[Work instruction]:
Reproduce each line of the data exactly as it is.

Items from a data source
_ _ _ _ _ _ _

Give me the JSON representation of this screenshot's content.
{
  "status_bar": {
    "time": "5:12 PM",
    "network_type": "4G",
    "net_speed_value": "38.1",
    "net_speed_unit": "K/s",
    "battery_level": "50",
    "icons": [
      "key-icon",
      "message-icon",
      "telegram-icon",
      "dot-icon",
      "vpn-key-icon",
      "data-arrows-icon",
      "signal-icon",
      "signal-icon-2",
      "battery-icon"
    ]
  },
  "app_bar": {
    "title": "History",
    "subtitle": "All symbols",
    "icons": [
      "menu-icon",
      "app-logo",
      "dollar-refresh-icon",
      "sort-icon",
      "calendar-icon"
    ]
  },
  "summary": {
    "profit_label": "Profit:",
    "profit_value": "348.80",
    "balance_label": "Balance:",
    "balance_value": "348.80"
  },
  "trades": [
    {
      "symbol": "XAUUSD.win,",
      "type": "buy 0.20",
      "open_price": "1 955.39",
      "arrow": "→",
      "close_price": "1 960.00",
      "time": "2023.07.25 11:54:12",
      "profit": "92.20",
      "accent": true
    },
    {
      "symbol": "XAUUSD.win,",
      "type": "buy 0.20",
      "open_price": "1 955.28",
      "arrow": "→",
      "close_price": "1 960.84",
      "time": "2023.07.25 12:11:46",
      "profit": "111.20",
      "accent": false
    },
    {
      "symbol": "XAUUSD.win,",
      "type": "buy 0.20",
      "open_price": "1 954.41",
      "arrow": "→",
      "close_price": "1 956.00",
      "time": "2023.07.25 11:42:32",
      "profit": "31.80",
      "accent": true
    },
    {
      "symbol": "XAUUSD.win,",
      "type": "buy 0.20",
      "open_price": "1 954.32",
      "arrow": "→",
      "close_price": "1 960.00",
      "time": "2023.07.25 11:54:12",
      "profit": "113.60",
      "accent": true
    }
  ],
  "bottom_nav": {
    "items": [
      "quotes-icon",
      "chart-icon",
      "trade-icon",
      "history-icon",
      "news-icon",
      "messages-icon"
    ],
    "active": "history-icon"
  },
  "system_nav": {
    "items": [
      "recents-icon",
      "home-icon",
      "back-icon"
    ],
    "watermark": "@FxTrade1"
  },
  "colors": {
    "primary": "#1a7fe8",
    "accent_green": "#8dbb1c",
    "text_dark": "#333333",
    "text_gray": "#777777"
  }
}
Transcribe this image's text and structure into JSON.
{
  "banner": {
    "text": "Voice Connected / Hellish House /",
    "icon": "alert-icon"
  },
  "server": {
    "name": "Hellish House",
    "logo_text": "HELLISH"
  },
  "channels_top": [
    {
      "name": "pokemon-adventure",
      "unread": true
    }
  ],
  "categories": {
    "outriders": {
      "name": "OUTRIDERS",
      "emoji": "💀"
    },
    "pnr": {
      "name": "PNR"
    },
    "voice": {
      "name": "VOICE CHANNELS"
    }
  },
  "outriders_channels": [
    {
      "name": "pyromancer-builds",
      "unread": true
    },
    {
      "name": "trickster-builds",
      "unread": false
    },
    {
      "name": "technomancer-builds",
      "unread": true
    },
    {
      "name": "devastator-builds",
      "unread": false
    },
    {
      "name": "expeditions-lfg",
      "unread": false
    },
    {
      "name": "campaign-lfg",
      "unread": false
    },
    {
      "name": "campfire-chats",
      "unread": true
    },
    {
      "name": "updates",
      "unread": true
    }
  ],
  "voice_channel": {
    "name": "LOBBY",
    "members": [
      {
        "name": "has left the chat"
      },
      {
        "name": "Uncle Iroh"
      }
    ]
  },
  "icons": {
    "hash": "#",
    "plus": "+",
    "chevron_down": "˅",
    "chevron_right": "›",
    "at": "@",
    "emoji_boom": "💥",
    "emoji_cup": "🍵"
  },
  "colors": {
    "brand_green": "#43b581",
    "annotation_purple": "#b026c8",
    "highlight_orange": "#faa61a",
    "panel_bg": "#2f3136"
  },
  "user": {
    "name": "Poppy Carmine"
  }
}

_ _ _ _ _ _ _

[Result for this task]:
Give me the JSON representation of this screenshot's content.
{
  "status_bar": {
    "time": "5:12 PM",
    "network_type": "4G",
    "net_speed_value": "38.1",
    "net_speed_unit": "K/s",
    "battery_level": "50",
    "icons": [
      "key-icon",
      "message-icon",
      "telegram-icon",
      "dot-icon",
      "vpn-key-icon",
      "data-arrows-icon",
      "signal-icon",
      "signal-icon-2",
      "battery-icon"
    ]
  },
  "app_bar": {
    "title": "History",
    "subtitle": "All symbols",
    "icons": [
      "menu-icon",
      "app-logo",
      "dollar-refresh-icon",
      "sort-icon",
      "calendar-icon"
    ]
  },
  "summary": {
    "profit_label": "Profit:",
    "profit_value": "348.80",
    "balance_label": "Balance:",
    "balance_value": "348.80"
  },
  "trades": [
    {
      "symbol": "XAUUSD.win,",
      "type": "buy 0.20",
      "open_price": "1 955.39",
      "arrow": "→",
      "close_price": "1 960.00",
      "time": "2023.07.25 11:54:12",
      "profit": "92.20",
      "accent": true
    },
    {
      "symbol": "XAUUSD.win,",
      "type": "buy 0.20",
      "open_price": "1 955.28",
      "arrow": "→",
      "close_price": "1 960.84",
      "time": "2023.07.25 12:11:46",
      "profit": "111.20",
      "accent": false
    },
    {
      "symbol": "XAUUSD.win,",
      "type": "buy 0.20",
      "open_price": "1 954.41",
      "arrow": "→",
      "close_price": "1 956.00",
      "time": "2023.07.25 11:42:32",
      "profit": "31.80",
      "accent": true
    },
    {
      "symbol": "XAUUSD.win,",
      "type": "buy 0.20",
      "open_price": "1 954.32",
      "arrow": "→",
      "close_price": "1 960.00",
      "time": "2023.07.25 11:54:12",
      "profit": "113.60",
      "accent": true
    }
  ],
  "bottom_nav": {
    "items": [
      "quotes-icon",
      "chart-icon",
      "trade-icon",
      "history-icon",
      "news-icon",
      "messages-icon"
    ],
    "active": "history-icon"
  },
  "system_nav": {
    "items": [
      "recents-icon",
      "home-icon",
      "back-icon"
    ],
    "watermark": "@FxTrade1"
  },
  "colors": {
    "primary": "#1a7fe8",
    "accent_green": "#8dbb1c",
    "text_dark": "#333333",
    "text_gray": "#777777"
  }
}
Transcribe this image's text and structure into JSON.
{
  "banner": {
    "text": "Voice Connected / Hellish House /",
    "icon": "alert-icon"
  },
  "server": {
    "name": "Hellish House",
    "logo_text": "HELLISH"
  },
  "channels_top": [
    {
      "name": "pokemon-adventure",
      "unread": true
    }
  ],
  "categories": {
    "outriders": {
      "name": "OUTRIDERS",
      "emoji": "💀"
    },
    "pnr": {
      "name": "PNR"
    },
    "voice": {
      "name": "VOICE CHANNELS"
    }
  },
  "outriders_channels": [
    {
      "name": "pyromancer-builds",
      "unread": true
    },
    {
      "name": "trickster-builds",
      "unread": false
    },
    {
      "name": "technomancer-builds",
      "unread": true
    },
    {
      "name": "devastator-builds",
      "unread": false
    },
    {
      "name": "expeditions-lfg",
      "unread": false
    },
    {
      "name": "campaign-lfg",
      "unread": false
    },
    {
      "name": "campfire-chats",
      "unread": true
    },
    {
      "name": "updates",
      "unread": true
    }
  ],
  "voice_channel": {
    "name": "LOBBY",
    "members": [
      {
        "name": "has left the chat"
      },
      {
        "name": "Uncle Iroh"
      }
    ]
  },
  "icons": {
    "hash": "#",
    "plus": "+",
    "chevron_down": "˅",
    "chevron_right": "›",
    "at": "@",
    "emoji_boom": "💥",
    "emoji_cup": "🍵"
  },
  "colors": {
    "brand_green": "#43b581",
    "annotation_purple": "#b026c8",
    "highlight_orange": "#faa61a",
    "panel_bg": "#2f3136"
  },
  "user": {
    "name": "Poppy Carmine"
  }
}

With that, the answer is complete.